Dionysus Reborn: Play and the Aesthetic Dimension in Modern Philosophical and Scientific Discourse
Cornell University Press, 1989 - Literary Criticism - 317 pages
Mihai Spariosu here explores the significance of the closely linked concepts of play and aestheticism in philosophical and scientific discourse since the end of the eighteenth century. Spariosu points out that since its birth in archaic and classical Hellenic thought the concept of play has always been subject to the influences of various rational and prerational sets of values. Spariosu maintains that there have been not one but two major modern concepts of aestheticism: artistic aestheticism, related to a prerational mentality and introduced in modern thought by Schopenhauer and Nietzsche; and philosophicalscientific aestheticism, initiated by Kant and Schiller and shaped by rationalism. According to Spariosu, the first has often arisen in response to the attempts of philosophy and science to impose their standards on art, and the second has often been called on to deal with the epistemological crises that periodically shake these disciplines. Spariosu also looks closely at some of the play concepts that surface in modern science in connection with the Darwinian theory of evolution and the play of scientific discourse itself, as exemplified by the new physics and the contemporary philosophy of science.

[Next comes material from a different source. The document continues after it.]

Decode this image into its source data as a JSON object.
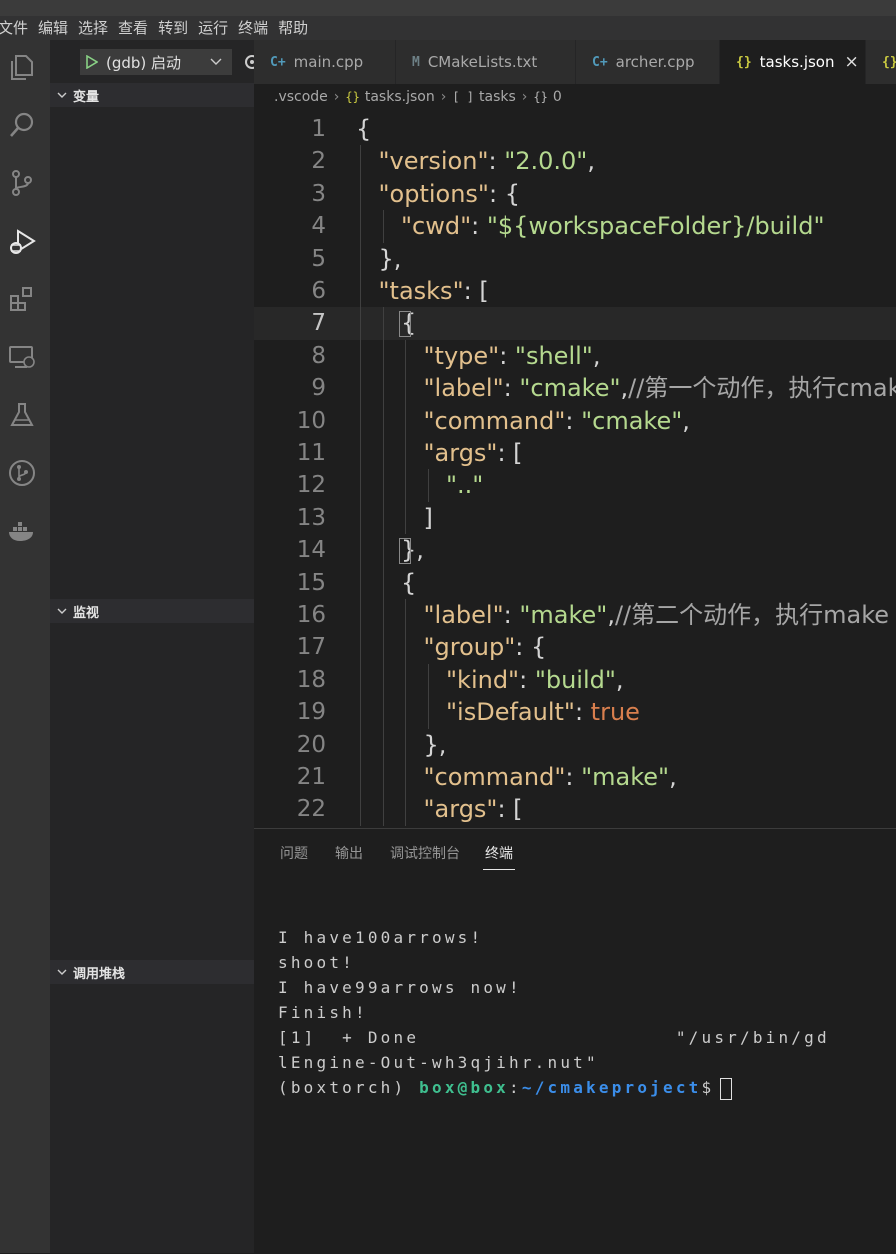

A penetrating and cogently argued book, Dionysus Reborn will be welcomed by readers interested in Continental philosophy, scientific discourse, and the aesthetics of play, including literary theorists, comparatists, philosophers, intellectual historians, and social scientists.